## [How to complete this task]
Lines from the entries below that hold "background" form the answer; copy all of them.

(Web page and app entries)
· · · · ·
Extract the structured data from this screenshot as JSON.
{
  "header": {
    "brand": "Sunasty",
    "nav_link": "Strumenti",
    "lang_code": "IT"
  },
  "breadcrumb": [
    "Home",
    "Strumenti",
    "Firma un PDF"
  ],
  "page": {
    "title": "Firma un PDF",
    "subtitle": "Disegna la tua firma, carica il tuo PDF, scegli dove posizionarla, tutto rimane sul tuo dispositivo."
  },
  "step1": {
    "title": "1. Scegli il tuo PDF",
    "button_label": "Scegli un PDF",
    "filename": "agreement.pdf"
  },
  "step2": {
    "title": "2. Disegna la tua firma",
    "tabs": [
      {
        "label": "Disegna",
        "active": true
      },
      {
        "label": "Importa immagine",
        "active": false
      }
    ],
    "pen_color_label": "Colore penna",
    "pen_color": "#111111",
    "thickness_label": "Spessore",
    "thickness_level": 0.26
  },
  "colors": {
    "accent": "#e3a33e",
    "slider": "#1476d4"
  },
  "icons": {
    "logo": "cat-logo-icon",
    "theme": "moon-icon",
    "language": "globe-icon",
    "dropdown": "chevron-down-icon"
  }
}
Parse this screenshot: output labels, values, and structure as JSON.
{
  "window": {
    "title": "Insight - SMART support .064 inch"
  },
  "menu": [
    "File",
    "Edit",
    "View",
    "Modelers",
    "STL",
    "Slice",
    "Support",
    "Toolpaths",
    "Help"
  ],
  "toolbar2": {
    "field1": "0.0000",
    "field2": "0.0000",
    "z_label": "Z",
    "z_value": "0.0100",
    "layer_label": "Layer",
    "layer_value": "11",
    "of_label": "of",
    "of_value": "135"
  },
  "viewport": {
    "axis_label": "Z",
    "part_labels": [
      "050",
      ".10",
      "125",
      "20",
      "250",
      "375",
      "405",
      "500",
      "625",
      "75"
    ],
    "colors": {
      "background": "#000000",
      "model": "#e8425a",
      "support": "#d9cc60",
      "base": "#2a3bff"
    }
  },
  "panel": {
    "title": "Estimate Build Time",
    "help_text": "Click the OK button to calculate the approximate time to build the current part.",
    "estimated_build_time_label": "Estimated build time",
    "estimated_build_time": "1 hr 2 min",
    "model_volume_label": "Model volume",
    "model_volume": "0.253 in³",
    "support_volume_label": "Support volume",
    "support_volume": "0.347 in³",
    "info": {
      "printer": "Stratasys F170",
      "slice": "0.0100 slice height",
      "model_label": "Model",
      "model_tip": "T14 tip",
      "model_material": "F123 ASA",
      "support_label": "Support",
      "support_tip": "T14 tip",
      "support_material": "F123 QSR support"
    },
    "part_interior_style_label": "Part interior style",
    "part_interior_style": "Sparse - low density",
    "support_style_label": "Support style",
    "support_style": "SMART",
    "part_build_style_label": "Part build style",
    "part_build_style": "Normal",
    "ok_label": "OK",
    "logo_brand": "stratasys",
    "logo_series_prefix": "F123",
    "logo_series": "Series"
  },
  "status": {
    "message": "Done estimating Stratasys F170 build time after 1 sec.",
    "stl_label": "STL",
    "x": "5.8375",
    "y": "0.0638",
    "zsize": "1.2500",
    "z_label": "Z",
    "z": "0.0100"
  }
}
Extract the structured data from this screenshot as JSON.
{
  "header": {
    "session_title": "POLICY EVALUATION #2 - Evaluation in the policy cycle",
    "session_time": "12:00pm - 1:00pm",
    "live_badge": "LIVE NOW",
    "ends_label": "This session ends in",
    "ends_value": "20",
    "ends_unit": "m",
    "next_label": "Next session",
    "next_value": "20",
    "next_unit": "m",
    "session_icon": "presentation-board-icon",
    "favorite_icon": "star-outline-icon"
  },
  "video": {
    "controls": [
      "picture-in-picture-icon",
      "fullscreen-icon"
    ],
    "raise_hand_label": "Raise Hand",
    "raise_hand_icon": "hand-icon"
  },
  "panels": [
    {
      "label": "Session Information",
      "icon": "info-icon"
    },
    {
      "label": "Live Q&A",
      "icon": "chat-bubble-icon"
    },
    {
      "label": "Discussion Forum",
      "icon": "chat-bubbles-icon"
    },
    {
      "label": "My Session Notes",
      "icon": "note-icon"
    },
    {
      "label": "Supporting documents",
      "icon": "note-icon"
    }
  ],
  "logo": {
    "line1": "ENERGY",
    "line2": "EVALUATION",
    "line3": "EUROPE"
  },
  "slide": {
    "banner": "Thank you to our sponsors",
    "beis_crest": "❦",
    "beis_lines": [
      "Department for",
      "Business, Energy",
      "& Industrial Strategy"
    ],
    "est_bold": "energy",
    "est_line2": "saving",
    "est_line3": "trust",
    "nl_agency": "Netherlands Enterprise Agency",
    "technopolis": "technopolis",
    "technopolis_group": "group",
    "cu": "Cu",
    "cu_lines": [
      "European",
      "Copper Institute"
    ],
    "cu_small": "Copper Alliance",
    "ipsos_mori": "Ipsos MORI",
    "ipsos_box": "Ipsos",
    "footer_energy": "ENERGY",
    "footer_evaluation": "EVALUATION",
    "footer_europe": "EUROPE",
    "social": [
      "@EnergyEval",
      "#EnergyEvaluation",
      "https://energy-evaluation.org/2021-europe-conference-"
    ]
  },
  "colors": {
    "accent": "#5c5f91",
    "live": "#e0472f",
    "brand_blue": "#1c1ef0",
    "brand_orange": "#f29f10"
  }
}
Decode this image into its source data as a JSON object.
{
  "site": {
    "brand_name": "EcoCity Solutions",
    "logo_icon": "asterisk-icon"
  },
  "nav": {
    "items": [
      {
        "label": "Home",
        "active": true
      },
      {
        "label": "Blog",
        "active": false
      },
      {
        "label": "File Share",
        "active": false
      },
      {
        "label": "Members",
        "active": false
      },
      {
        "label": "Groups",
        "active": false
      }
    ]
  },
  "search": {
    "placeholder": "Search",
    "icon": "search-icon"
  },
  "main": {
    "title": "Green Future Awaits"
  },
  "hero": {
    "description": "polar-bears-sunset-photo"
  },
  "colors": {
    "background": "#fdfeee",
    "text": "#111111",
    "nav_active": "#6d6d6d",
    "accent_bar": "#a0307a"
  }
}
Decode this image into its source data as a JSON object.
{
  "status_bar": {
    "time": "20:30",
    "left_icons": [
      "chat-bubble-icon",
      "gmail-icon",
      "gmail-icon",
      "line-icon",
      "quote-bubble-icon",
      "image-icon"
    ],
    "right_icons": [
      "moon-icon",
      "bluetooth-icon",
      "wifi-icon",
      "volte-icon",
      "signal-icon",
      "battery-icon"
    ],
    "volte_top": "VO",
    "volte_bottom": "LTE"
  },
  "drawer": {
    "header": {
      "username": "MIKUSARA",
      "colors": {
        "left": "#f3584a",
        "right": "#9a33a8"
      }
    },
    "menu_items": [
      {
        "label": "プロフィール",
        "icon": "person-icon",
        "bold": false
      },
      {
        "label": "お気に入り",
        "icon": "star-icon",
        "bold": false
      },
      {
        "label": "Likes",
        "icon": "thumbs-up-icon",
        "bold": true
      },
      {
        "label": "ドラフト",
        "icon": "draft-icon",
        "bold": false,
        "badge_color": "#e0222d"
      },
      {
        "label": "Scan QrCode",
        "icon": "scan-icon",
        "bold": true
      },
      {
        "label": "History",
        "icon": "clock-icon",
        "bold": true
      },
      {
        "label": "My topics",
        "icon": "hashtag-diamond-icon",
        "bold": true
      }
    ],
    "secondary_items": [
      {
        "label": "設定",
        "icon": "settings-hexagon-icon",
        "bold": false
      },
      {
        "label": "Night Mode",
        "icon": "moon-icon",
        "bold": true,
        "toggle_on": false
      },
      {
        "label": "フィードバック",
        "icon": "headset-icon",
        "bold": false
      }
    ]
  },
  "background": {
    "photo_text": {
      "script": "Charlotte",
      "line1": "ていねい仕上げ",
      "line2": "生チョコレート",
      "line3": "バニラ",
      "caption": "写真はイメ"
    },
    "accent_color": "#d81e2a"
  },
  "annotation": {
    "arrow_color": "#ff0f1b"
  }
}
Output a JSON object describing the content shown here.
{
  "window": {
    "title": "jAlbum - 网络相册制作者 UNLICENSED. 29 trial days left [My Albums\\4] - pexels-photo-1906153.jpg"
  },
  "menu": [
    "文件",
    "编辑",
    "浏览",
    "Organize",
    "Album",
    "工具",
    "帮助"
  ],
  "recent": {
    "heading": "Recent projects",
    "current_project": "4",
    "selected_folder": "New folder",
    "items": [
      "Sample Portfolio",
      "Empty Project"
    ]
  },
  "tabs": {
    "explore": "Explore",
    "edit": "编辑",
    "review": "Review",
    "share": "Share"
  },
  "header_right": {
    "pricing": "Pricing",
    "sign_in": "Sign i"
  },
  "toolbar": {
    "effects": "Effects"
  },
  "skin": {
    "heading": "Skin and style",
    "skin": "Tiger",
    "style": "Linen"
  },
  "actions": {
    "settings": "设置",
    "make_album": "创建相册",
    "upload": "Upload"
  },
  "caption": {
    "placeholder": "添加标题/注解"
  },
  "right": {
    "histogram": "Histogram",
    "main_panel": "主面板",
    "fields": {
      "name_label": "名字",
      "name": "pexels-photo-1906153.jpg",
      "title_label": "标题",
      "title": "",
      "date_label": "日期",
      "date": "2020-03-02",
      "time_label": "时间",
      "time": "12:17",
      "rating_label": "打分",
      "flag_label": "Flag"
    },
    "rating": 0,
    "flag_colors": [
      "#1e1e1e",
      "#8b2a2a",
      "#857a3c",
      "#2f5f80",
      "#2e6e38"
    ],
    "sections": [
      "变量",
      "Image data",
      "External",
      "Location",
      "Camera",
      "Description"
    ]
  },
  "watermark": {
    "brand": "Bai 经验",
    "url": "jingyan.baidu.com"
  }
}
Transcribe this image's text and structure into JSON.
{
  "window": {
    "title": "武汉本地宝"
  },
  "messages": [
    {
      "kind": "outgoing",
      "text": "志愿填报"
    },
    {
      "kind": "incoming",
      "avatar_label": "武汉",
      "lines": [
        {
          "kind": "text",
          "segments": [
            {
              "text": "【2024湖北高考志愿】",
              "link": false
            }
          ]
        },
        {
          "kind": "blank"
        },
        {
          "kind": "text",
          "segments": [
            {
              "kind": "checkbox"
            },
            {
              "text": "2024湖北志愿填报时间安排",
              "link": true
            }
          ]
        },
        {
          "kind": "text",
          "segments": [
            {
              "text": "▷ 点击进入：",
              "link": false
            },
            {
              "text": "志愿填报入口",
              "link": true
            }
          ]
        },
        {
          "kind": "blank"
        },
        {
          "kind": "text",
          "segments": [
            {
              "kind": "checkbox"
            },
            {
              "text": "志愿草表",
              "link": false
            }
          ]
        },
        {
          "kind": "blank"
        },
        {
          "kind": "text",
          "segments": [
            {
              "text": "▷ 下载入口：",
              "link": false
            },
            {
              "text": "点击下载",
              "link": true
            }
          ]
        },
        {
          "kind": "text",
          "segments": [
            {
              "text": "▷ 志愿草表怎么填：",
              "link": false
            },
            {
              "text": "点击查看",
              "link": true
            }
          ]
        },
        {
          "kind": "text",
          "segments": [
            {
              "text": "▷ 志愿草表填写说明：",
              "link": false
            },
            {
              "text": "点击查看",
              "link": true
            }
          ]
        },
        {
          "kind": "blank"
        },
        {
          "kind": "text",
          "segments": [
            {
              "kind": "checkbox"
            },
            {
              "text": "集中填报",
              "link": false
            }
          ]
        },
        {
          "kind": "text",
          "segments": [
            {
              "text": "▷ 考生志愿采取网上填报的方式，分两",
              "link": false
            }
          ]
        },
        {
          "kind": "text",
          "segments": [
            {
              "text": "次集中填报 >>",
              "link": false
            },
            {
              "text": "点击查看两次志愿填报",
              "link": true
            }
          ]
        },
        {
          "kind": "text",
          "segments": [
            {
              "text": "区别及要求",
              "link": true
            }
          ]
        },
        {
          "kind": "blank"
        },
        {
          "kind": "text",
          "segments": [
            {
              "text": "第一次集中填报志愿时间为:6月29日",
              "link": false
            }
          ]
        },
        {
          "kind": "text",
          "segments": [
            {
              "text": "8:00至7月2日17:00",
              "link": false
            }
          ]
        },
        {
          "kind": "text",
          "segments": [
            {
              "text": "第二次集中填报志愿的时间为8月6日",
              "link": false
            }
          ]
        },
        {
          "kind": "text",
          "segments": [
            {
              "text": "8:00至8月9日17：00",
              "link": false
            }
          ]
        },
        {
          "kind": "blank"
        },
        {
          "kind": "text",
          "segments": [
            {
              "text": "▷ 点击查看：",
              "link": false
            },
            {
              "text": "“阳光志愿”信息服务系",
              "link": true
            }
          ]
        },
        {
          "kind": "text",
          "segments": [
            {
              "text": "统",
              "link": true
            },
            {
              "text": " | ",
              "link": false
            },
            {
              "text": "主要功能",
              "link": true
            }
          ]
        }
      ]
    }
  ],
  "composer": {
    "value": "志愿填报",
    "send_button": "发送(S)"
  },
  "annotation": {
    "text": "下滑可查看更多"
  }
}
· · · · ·
## [Solution to the exercise]
      "background": "#000000",
    "background": "#fdfeee",
  "background": {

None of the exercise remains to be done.